Note: This review includes books number 54, 55, 56, 57, and 58 of my 52 Books in 52 Weeks Challenge for 2008.
Outside of Terry Pratchett and a brief dip into Stephen Erickson, I had largely given up on the whole fantasy genre for all the obvious reasons. I kept hearing about Naomi Novik’s Temeraire series, though, usually accompanied by the pithy but intriguing description “It’s the Napoleonic Wars, except with dragons.” Indeed, it turned out to be just that: a story from the war between France and Britain set in an alternate history where enormous dragons form air corps on all sides and thus rewrite the rules of warfare. This post covers the first five books in the series: His Majesty’s Dragon, Throne of Jade, Black Powder War, Empire of Ivory, and Victory of Eagles.
The story starts when British sea Captain Will Laurence captures a French ship bearing an unusual dragon egg. When Laurence is unable to get into a friendly port before the egg hatches, the newborn dragon Temeraire imprints on him, linking the two together. This is at first an unwelcome shock to Laurence, who is faced with the prospect of giving up a hard-earned and lucrative career as an officer in the British Royal Navy and replacing it with the wild and largely mysterious life of an Aviator and dragon handler in the air corps. Bur Laurence rises to the challenge and warms to his new life when his training as an Aviator begins and his relationship with the curious, noble, and intelligent Temeraire develops.
From there, the books arrange themselves into basically a set of serial adventures, with Laurence and Temeraire moving from one predicament to the next and having to see their way through. Part of Novik’s formula for each book usually involves a fantastic new location and travels for the dragon and his crew, so that we don’t get much time to settle into one location or situation before moving on to a fresh one. The second book has them on a sea voyage to China on a diplomatic mission, while the third book has them leaving China overland through the Ottoman and Prussian empires, and the fourth has them braving the interior of Africa in order to find a cure for a deadly draconic plague that’s threatening to wipe out England’s air corps. The fifth book returns home to England, where Laurance and Temeraire’s fortunes are reversed and they desparately try to repel an invasion by Napoleon’s armies, who are proving to be much more clever at adapting dragons to the cause of warfare.
Those subplots aside, two meta plots have run through all five of the books so far. The first is Temeraire’s (and eventaully Laurance’s) fight for draconic equality. The dragons are intelligent and possessed of free will, but are often seen and used as mere tools or beasts of burden by their owners. Like, say, a ship or cannon that can talk and breed. Novik draws several parallels here to the problem of human slavery, which England was also wrestling with at the time. The second thread tying all the books together is the war with Napoleon, with skirmishes and major battles providing the climax for more than one book.

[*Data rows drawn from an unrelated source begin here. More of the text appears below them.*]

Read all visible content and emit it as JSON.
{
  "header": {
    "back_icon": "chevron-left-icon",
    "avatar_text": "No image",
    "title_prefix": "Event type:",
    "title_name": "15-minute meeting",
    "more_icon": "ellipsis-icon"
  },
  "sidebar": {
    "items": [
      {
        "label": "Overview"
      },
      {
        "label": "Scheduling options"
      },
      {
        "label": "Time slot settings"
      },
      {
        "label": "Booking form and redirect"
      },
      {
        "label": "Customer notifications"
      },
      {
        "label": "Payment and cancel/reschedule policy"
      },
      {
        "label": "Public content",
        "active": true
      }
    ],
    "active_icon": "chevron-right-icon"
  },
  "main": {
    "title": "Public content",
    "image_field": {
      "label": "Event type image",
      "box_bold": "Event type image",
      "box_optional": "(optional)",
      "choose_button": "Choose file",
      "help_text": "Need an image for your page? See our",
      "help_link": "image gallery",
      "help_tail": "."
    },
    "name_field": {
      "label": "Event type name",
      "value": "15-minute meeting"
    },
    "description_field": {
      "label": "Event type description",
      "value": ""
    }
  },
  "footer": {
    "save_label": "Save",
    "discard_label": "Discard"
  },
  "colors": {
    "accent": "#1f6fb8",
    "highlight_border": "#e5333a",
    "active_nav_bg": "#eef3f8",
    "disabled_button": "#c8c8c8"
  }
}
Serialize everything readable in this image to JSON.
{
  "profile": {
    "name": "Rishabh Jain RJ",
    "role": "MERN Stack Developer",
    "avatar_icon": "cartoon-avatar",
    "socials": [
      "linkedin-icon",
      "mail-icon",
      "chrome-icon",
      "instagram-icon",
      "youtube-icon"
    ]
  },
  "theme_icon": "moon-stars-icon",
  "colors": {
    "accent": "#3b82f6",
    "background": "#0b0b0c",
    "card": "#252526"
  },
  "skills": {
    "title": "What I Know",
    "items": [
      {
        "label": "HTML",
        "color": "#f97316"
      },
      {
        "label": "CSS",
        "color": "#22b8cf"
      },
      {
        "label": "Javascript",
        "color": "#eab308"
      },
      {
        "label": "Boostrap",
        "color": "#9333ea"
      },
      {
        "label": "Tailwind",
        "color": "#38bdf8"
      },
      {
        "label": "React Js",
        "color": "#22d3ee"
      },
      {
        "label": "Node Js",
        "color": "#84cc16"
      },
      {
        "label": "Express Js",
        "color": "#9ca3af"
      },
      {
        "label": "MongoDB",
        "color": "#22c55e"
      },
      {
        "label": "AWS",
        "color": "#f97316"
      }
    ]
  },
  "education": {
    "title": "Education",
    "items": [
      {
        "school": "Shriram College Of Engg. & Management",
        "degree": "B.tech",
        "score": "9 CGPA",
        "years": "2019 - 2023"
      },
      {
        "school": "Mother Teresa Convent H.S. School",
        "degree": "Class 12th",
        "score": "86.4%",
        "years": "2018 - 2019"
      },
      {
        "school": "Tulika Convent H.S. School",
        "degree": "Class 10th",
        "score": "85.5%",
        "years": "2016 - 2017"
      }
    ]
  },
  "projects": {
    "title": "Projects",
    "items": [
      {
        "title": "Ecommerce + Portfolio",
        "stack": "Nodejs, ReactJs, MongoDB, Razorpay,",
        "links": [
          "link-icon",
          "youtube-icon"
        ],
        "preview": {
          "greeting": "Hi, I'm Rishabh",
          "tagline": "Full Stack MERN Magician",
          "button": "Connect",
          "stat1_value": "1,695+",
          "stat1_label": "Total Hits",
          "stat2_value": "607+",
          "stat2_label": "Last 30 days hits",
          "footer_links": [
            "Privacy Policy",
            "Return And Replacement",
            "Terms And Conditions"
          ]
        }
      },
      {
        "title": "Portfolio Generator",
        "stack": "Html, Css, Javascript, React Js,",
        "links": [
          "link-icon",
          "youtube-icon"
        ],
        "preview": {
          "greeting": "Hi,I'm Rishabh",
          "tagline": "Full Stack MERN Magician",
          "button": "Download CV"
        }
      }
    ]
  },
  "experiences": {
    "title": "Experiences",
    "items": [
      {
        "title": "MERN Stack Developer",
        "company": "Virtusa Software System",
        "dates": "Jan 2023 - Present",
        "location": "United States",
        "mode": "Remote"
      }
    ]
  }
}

I liked these books well enough, not only because they’re set in a time period mostly unknown to me and NOT in just another Middle Earth knockoff. But also largely because they manage to eschew many of the tired standards of the fantasy genre. Here are some of the things that you will NOT find:
- An epic storyline to save the world (Napoleon aside)
- Multiple points of view tracking multiple characters (Novik doesn’t break form Laurance’s point of view until book 5, and then only temporarily)
- A protagonist who starts as farm boy but who is secretly of high birth (both Laurance and Temerare are already of high birth)
- An apprenticeship to some wise teacher who awakens a hidden power
- A quest to destroy/reclaim some magic foozle
- A king being corrupted by a wicked adviser
Instead, we get a fairly small and personal story about Laurence and his journey into a new career set against a more epic backdrop. There’s also some interesting world building going on, with Novik’s descriptions of how warfare changes when you have thirty ton dragons on the battlefield, each capable of carrying an entire squad of riflemen and bombardiers in addition to their own teeth, claws, and occasional breath weapon. I also liked that dragons are the only magical things to appear in the books, and even then they’re treated largely as intelligent animals. It’s fantastic enough to be exciting and fanciful, but different enough from the usual tripe to keep your attention.
Do you like these reviews? Check out my profile on Goodreads.com.
Others doing the 52-in-52 thing this week: